you who appear so different from me
in background, belief, culture and language,
when I gaze upon your face,
when I look into your eyes,
when I see the rise and fall of your breath,
I see God.
I feel God.
I experience God
and not just a partial reflection of my God,
but the Divine spirit of all life.
For you are I
and we are one.
- Victor H. Kazanjian, Jr.
URI = You Are I: A Call to Action on Behalf of Refugees
The religious, spiritual, Indigenous and humanist traditions of the world teach us to see the face of the divine in one another, to love our neighbors as ourselves and to reach out to those suffering in any way, especially from injustice, poverty, violence and war. We are taught to embrace all people with compassion, love and hospitality as we would a member of our own family.
In the past year, I have written numerous reflections on the beauty of the whole human family, a human family under threat from the destructive power of dehumanization being employed regularly as a political tool around the world. There is perhaps no more blatant or pernicious example of this than the dehumanization being used by world leaders towards refugees fleeing famine, poverty, violence and war.

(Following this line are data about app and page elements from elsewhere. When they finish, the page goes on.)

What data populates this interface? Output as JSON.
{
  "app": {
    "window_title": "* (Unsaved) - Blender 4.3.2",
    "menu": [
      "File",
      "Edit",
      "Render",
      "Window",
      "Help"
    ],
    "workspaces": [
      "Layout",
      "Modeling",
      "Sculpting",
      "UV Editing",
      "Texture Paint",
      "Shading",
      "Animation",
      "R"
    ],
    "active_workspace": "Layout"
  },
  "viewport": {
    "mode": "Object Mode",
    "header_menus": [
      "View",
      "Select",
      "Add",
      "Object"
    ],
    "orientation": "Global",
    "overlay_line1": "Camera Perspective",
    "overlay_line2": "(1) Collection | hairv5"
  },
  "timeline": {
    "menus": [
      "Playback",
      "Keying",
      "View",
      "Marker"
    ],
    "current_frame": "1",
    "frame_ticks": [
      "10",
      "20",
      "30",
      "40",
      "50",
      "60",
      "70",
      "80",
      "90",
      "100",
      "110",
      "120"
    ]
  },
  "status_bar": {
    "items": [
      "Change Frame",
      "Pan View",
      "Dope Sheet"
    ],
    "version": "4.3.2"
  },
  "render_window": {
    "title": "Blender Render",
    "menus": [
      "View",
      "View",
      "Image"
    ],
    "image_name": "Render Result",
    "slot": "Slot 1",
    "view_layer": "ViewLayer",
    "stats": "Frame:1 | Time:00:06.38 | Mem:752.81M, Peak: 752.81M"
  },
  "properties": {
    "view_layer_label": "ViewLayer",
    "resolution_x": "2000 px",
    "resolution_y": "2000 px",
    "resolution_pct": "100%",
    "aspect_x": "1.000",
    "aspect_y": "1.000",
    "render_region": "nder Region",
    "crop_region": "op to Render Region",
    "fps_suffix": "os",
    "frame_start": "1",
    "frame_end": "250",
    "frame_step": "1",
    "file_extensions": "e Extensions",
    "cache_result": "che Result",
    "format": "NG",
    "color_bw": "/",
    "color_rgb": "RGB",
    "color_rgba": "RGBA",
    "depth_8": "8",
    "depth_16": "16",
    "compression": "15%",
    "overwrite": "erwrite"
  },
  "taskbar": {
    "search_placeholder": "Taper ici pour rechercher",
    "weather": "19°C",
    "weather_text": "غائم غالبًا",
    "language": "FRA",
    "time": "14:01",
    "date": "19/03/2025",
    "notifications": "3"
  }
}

Today, June 20 is World Refugee Day. According to the United Nations Refugee Agency (UNRA), more than 68 million people around the world are refugees or internally displaced as a result of conflict or persecution. UNRA has indicated that the situation had risen to an emergency level in Burundi, Central African Republic, the DRC, Iraq, Nigeria, South Sudan, Syria, Yemen, among the Rohingya, across Europe and on the border between the United States and Mexico. And there are refugees fleeing violence and seeking safety in additional places around the world.
My grandfather was a refugee. As a young boy, I listened to him share stories of his escape from war, stories of family members who died or were murdered along the way, and stories of those who survived terrible ordeals. And I was struck by his deep gratitude for those who offered hospitality and assistance to him along the way. My existence is a direct result of that hospitality, generosity and love offered by strangers to my refugee grandfather.
This past week in the United States, Attorney General Jeff Sessions, representing the President, used a passage from the Christian Bible to attempt to justify the inhumane cruelty towards refugees and, in particular, of forcibly separating infants and children from their mothers seeking immigration and asylum from Mexico to the United States. He misused this passage in the same way the same passage was misused by the Nazis to justify the Holocaust, and in the same way the South African government misused this passage to justify Apartheid, and in the same way prior racists in America have misused this passage to justify slavery. He neglected, of course, to read further in that same chapter of Paul's letter to the Romans in the Bible, which says, “You shall love your neighbor as yourself. Love does no harm to a neighbor. Therefore love is the fulfillment of the law [...]," thereby failing to mention the Golden Rule, which appears in the sacred texts of all religions. Philosophers, sages and wise elders of all traditions have taught us that it is this ethic of love sustains all human relationships, and calls us to action when our neighbors are dehumanized and threatened.
My sisters and brothers of URI, on this World Refugee Day our neighbors are threatened. Our neighbors are being dehumanized. Our neighbor’s families are being destroyed. Our neighbors are dying. And the URI Charter calls us to action.
In addition to URI’s PPPs that specifically call for giving and receiving hospitality, welcoming the gift of diversity and practicing healing and reconciliation among all people without resorting to violence, the URI Charter also calls upon all members of URI to “seek to serve as a moral voice and a source of action grounded in contemplation.” In particular, the URI Charter calls us to action in each of the following areas:
- Sharing the Wisdom and Cultures of Faith Traditions
- Actions to promote dialogue, education and kinship among the diverse religions and spiritual traditions of the world
- Nurturing Cultures of Healing and Peace
- Actions to develop cultures in which all people can live without fear of violence
- Rights and Responsibilities
- Actions to uphold human rights
- Ecological Imperatives
- Actions to uphold the welfare and healing of the entire Earth community
- Sustainable Just Economics
- Actions to bring a spiritual perspective to the tremendous gap between rich and poor
The Charter of the United Religions Initiative begins: “We people of diverse religions, spiritual expressions and Indigenous traditions around the world […].” URI’s Charter presents a big vision: a bold vision of a peaceful, just and healed human community in which people of all beliefs, backgrounds and perspectives are connected heart to heart with one another, against violence of all kinds and in support of freedom of religion and spiritual expression and the rights of all people to lives of dignity and peace in America and throughout the world. We are a community that embodies the philosopher Martin Buber’s “I and Thou” ethic in which he calls us to see and experience one another as interdependent, not separated by our differences, but part of a divine whole. URI’s version of “I and Thou” is “You Are I.”
May we reach out on this day and every day through our thoughts, prayers, words and actions on behalf of our sister and brother refugees around the world, as a way of putting URI’s Charter into action.
Victor H. Kazanjian, Jr.
URI Executive Director